From the first line to the last, copy the data exactly and drop the pictures.
[PROVIDED RECORDS Boundary: Start]
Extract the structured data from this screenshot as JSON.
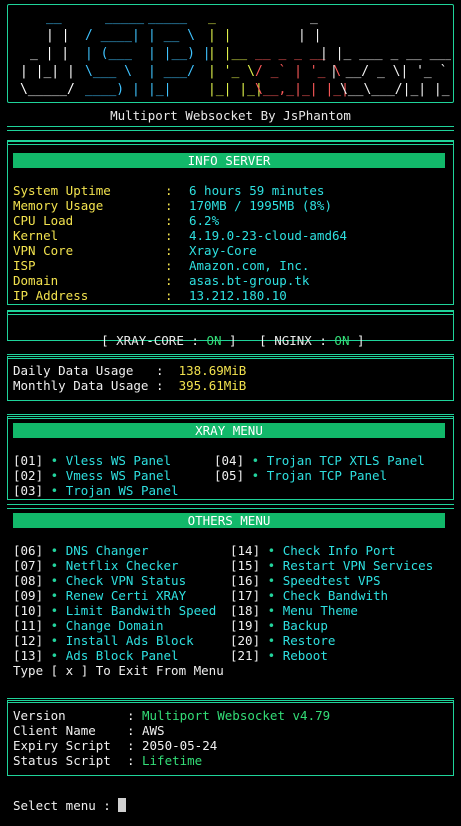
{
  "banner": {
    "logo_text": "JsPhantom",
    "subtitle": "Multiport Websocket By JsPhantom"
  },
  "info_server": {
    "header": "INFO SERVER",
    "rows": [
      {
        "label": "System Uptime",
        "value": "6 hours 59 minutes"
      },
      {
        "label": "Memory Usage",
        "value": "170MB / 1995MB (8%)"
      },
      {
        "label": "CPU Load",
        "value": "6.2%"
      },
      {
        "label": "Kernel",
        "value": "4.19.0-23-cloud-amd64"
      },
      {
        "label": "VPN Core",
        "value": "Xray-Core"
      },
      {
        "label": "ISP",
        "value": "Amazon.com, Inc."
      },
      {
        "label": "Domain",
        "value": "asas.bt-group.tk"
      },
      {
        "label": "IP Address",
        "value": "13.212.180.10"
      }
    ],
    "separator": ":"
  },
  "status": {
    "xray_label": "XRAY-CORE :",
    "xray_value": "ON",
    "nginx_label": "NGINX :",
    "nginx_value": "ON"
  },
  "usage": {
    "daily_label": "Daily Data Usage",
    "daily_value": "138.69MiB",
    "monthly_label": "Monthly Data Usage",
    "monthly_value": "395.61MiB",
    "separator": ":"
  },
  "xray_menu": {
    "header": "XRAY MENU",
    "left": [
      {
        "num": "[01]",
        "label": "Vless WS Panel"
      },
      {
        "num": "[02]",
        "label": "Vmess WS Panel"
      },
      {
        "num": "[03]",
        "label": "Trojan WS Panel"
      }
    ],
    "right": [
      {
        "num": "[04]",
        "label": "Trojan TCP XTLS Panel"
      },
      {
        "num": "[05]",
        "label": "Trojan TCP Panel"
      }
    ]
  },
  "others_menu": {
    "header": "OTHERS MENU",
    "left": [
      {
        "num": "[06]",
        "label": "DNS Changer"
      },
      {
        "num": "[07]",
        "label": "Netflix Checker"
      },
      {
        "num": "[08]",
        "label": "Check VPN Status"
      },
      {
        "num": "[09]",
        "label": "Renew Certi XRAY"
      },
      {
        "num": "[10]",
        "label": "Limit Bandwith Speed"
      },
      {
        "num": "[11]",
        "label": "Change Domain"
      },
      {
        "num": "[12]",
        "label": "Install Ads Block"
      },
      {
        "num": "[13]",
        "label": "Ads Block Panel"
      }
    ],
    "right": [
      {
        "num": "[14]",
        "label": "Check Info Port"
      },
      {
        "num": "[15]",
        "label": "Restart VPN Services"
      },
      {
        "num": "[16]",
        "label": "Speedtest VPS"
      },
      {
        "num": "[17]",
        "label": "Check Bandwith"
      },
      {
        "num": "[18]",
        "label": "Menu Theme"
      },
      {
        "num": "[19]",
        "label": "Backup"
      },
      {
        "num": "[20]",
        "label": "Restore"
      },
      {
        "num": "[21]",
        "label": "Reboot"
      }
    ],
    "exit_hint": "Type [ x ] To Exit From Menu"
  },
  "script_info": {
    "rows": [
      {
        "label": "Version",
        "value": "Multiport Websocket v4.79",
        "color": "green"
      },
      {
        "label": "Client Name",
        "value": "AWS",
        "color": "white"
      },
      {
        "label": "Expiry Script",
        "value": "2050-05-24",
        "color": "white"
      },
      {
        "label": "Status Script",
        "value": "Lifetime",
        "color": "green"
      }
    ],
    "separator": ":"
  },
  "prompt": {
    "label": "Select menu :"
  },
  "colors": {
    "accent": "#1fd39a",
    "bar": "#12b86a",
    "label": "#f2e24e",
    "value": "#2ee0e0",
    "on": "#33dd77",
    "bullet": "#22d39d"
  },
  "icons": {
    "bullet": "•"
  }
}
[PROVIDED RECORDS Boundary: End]
RESPONSE BELOW -
Extract the structured data from this screenshot as JSON.
{
  "banner": {
    "logo_text": "JsPhantom",
    "subtitle": "Multiport Websocket By JsPhantom"
  },
  "info_server": {
    "header": "INFO SERVER",
    "rows": [
      {
        "label": "System Uptime",
        "value": "6 hours 59 minutes"
      },
      {
        "label": "Memory Usage",
        "value": "170MB / 1995MB (8%)"
      },
      {
        "label": "CPU Load",
        "value": "6.2%"
      },
      {
        "label": "Kernel",
        "value": "4.19.0-23-cloud-amd64"
      },
      {
        "label": "VPN Core",
        "value": "Xray-Core"
      },
      {
        "label": "ISP",
        "value": "Amazon.com, Inc."
      },
      {
        "label": "Domain",
        "value": "asas.bt-group.tk"
      },
      {
        "label": "IP Address",
        "value": "13.212.180.10"
      }
    ],
    "separator": ":"
  },
  "status": {
    "xray_label": "XRAY-CORE :",
    "xray_value": "ON",
    "nginx_label": "NGINX :",
    "nginx_value": "ON"
  },
  "usage": {
    "daily_label": "Daily Data Usage",
    "daily_value": "138.69MiB",
    "monthly_label": "Monthly Data Usage",
    "monthly_value": "395.61MiB",
    "separator": ":"
  },
  "xray_menu": {
    "header": "XRAY MENU",
    "left": [
      {
        "num": "[01]",
        "label": "Vless WS Panel"
      },
      {
        "num": "[02]",
        "label": "Vmess WS Panel"
      },
      {
        "num": "[03]",
        "label": "Trojan WS Panel"
      }
    ],
    "right": [
      {
        "num": "[04]",
        "label": "Trojan TCP XTLS Panel"
      },
      {
        "num": "[05]",
        "label": "Trojan TCP Panel"
      }
    ]
  },
  "others_menu": {
    "header": "OTHERS MENU",
    "left": [
      {
        "num": "[06]",
        "label": "DNS Changer"
      },
      {
        "num": "[07]",
        "label": "Netflix Checker"
      },
      {
        "num": "[08]",
        "label": "Check VPN Status"
      },
      {
        "num": "[09]",
        "label": "Renew Certi XRAY"
      },
      {
        "num": "[10]",
        "label": "Limit Bandwith Speed"
      },
      {
        "num": "[11]",
        "label": "Change Domain"
      },
      {
        "num": "[12]",
        "label": "Install Ads Block"
      },
      {
        "num": "[13]",
        "label": "Ads Block Panel"
      }
    ],
    "right": [
      {
        "num": "[14]",
        "label": "Check Info Port"
      },
      {
        "num": "[15]",
        "label": "Restart VPN Services"
      },
      {
        "num": "[16]",
        "label": "Speedtest VPS"
      },
      {
        "num": "[17]",
        "label": "Check Bandwith"
      },
      {
        "num": "[18]",
        "label": "Menu Theme"
      },
      {
        "num": "[19]",
        "label": "Backup"
      },
      {
        "num": "[20]",
        "label": "Restore"
      },
      {
        "num": "[21]",
        "label": "Reboot"
      }
    ],
    "exit_hint": "Type [ x ] To Exit From Menu"
  },
  "script_info": {
    "rows": [
      {
        "label": "Version",
        "value": "Multiport Websocket v4.79",
        "color": "green"
      },
      {
        "label": "Client Name",
        "value": "AWS",
        "color": "white"
      },
      {
        "label": "Expiry Script",
        "value": "2050-05-24",
        "color": "white"
      },
      {
        "label": "Status Script",
        "value": "Lifetime",
        "color": "green"
      }
    ],
    "separator": ":"
  },
  "prompt": {
    "label": "Select menu :"
  },
  "colors": {
    "accent": "#1fd39a",
    "bar": "#12b86a",
    "label": "#f2e24e",
    "value": "#2ee0e0",
    "on": "#33dd77",
    "bullet": "#22d39d"
  },
  "icons": {
    "bullet": "•"
  }
}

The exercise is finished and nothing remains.